[Your goal]:
Check every line of the entries below for "data", and copy the lines that have it.

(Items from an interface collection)

━━━━

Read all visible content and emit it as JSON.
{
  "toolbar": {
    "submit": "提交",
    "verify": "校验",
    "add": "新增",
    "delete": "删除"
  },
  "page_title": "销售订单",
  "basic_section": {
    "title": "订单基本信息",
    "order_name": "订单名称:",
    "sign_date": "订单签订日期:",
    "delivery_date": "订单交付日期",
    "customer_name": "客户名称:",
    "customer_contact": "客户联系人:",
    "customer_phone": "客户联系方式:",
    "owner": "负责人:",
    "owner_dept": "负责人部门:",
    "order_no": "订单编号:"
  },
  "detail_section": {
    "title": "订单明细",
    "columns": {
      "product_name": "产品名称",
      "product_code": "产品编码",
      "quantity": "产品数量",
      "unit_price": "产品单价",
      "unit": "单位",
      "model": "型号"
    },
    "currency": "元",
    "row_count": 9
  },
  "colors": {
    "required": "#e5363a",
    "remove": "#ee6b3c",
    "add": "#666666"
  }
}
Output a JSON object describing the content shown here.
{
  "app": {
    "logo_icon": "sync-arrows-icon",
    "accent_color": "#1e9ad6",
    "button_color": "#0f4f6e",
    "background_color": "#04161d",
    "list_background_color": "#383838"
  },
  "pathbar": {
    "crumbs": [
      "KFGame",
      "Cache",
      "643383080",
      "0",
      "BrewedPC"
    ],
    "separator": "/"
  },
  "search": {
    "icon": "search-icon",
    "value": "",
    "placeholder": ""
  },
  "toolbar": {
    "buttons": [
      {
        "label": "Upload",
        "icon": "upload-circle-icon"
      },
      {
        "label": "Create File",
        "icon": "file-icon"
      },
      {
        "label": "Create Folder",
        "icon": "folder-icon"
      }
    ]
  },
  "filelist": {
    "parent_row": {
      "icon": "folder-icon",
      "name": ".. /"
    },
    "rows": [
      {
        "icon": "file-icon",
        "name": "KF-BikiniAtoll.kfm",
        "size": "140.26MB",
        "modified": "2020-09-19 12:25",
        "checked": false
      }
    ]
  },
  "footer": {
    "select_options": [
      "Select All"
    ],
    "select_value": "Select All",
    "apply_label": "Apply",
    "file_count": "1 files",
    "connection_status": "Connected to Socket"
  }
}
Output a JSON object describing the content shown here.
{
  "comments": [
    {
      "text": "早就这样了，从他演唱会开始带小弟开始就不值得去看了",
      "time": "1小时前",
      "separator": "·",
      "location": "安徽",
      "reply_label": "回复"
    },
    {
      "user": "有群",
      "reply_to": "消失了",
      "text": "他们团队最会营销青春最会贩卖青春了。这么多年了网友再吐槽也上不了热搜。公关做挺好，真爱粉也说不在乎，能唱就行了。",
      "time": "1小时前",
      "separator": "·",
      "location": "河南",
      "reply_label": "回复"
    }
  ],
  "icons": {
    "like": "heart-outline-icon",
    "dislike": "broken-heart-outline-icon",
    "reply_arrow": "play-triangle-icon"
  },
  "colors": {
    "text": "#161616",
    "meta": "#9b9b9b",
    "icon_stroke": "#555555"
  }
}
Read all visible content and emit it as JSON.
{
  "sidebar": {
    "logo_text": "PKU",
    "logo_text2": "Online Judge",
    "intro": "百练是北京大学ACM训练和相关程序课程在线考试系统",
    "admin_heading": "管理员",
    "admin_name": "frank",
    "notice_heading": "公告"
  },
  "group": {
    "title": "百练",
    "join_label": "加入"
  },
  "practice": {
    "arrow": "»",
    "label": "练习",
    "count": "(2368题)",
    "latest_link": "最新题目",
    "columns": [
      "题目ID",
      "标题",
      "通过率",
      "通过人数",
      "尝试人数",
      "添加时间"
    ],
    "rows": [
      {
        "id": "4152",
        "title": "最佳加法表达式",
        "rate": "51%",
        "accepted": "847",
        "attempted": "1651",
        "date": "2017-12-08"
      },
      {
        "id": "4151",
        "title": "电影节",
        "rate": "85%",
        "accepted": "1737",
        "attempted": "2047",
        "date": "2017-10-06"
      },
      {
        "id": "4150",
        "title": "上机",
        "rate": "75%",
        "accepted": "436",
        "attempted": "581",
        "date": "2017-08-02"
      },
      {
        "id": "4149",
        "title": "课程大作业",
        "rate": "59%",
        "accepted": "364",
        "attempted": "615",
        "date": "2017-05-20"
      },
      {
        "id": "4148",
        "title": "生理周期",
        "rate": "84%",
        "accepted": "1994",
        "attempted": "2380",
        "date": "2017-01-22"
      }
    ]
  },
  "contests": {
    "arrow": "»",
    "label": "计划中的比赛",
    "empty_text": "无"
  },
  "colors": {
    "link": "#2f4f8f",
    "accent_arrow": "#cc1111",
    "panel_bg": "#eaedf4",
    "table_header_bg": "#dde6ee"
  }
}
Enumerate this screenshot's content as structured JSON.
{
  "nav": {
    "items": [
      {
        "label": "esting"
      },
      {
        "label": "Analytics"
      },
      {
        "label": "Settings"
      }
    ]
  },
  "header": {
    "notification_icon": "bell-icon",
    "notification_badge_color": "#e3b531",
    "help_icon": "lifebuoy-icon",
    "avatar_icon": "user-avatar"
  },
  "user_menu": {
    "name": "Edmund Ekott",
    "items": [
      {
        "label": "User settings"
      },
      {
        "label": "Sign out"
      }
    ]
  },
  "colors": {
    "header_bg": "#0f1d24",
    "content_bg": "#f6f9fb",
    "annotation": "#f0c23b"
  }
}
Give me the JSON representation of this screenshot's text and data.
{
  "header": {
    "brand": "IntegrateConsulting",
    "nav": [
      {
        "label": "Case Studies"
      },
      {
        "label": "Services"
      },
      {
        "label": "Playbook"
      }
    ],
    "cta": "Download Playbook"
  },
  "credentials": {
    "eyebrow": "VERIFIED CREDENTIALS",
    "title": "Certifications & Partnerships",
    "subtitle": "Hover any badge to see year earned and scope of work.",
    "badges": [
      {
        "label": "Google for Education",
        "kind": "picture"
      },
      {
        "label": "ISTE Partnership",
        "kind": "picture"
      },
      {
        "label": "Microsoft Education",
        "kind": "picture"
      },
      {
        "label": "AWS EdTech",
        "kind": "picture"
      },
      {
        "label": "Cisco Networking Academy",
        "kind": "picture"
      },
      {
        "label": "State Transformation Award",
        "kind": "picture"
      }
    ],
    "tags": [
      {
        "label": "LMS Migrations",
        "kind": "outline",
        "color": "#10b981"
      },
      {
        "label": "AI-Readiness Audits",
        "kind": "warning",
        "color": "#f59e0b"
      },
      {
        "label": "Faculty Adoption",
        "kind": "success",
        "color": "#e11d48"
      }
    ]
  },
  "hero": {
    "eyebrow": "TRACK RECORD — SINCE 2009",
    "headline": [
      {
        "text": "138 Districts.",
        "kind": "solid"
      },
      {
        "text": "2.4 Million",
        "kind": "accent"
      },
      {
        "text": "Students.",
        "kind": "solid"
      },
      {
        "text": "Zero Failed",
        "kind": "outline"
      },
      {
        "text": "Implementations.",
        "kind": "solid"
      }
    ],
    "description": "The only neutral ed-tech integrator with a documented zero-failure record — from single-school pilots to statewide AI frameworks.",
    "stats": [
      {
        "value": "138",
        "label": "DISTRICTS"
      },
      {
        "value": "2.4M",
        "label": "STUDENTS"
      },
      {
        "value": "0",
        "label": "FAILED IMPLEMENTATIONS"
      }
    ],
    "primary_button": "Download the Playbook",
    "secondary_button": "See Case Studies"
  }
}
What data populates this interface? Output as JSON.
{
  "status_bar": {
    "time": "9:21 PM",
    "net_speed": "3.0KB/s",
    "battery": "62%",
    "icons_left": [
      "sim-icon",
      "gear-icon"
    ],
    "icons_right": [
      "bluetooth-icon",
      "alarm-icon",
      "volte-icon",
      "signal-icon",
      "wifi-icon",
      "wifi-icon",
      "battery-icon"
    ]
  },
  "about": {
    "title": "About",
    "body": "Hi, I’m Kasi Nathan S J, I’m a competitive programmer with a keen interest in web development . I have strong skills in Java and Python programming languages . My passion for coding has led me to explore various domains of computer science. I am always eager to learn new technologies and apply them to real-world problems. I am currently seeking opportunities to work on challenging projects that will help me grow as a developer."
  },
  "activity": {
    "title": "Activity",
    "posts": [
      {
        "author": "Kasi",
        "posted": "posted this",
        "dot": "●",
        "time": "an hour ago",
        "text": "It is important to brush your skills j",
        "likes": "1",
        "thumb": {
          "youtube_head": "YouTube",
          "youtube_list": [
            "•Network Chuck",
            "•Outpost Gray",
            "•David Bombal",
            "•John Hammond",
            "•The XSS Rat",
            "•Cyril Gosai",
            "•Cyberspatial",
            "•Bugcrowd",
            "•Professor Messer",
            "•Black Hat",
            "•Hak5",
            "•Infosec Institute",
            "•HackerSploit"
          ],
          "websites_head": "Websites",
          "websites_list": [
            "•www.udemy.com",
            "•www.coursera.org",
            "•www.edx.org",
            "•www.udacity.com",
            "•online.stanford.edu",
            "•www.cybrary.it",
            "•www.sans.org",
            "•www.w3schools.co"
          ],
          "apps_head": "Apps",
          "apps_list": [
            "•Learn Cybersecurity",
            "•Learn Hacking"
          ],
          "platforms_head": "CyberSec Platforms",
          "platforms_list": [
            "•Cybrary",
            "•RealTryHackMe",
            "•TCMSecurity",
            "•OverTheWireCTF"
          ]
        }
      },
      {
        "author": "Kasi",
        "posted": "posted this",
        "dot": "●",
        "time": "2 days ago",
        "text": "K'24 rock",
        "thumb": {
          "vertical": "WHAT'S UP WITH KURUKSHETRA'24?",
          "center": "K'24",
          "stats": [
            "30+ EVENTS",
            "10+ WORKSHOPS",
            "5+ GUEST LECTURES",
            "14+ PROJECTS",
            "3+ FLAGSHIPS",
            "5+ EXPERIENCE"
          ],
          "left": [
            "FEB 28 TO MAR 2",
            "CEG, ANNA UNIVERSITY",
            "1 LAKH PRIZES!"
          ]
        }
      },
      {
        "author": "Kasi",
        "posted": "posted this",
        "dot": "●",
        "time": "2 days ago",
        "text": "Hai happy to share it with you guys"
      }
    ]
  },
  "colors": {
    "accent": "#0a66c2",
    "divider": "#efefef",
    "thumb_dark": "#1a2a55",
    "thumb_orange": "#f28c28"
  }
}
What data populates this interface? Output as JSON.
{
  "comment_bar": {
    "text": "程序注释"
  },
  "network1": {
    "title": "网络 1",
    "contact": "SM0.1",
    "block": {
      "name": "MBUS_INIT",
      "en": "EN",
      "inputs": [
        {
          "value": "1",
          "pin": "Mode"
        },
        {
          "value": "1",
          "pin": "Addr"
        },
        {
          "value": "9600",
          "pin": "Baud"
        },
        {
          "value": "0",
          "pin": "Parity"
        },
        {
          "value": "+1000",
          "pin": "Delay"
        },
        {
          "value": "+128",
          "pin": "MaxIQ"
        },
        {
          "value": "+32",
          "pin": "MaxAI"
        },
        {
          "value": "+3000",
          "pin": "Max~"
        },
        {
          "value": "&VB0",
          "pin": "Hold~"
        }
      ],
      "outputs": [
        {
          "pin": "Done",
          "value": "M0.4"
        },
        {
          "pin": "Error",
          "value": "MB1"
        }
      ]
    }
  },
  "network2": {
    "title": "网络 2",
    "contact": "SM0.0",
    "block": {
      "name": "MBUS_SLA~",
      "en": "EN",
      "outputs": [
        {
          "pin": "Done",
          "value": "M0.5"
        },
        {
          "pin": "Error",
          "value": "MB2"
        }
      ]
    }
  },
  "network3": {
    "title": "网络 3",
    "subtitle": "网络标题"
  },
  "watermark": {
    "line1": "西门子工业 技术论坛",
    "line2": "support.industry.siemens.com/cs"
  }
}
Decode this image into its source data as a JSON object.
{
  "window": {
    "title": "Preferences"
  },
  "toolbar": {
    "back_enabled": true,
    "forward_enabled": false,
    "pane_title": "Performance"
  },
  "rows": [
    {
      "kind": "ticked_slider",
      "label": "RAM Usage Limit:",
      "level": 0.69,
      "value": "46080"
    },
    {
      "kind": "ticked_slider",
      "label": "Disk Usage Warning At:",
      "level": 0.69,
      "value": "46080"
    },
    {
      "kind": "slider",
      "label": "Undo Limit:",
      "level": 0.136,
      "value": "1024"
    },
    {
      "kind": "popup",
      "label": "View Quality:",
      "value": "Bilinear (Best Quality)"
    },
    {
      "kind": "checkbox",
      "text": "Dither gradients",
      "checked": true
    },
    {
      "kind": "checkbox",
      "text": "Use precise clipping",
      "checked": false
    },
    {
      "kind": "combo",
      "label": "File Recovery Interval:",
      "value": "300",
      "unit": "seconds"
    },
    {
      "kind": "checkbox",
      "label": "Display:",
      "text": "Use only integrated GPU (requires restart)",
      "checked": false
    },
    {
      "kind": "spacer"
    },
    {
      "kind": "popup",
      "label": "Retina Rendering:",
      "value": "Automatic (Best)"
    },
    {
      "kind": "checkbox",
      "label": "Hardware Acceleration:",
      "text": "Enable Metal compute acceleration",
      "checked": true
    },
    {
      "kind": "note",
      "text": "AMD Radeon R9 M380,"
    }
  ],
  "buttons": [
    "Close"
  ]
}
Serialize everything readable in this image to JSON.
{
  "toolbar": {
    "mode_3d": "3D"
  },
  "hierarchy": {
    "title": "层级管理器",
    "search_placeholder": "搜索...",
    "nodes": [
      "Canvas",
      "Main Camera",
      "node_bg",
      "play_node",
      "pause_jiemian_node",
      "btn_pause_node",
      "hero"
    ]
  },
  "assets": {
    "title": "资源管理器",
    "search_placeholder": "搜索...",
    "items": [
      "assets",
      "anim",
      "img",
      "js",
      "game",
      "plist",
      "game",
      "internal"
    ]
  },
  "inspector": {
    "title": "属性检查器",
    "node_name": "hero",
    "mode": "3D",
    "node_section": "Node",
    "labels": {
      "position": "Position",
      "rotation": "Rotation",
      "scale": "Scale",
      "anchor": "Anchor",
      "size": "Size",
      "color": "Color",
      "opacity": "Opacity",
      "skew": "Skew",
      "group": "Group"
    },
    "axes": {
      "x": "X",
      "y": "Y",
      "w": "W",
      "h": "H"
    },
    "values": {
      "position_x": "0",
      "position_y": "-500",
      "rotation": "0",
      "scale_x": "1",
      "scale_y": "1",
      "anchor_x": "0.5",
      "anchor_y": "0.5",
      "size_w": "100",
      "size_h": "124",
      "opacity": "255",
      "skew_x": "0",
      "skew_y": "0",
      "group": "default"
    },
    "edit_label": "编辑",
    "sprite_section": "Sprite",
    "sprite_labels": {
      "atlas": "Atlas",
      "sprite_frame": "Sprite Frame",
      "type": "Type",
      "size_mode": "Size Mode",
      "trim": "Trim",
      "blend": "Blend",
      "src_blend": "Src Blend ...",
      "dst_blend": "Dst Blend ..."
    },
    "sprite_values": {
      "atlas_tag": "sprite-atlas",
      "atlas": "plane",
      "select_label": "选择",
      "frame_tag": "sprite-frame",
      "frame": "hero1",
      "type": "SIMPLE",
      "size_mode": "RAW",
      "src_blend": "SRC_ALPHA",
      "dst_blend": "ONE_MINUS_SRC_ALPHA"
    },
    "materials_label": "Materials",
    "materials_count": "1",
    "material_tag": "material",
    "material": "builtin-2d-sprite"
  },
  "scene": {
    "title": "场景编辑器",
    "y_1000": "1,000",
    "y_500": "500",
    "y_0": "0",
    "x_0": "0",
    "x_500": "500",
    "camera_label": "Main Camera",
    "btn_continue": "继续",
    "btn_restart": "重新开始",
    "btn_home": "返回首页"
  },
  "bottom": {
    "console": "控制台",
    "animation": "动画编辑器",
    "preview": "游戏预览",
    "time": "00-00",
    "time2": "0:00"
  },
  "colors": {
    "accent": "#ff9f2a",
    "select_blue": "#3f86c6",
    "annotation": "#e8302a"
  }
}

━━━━

[Result of this task]:
Give me the JSON representation of this screenshot's text and data.
What data populates this interface? Output as JSON.
What data populates this interface? Output as JSON.
Decode this image into its source data as a JSON object.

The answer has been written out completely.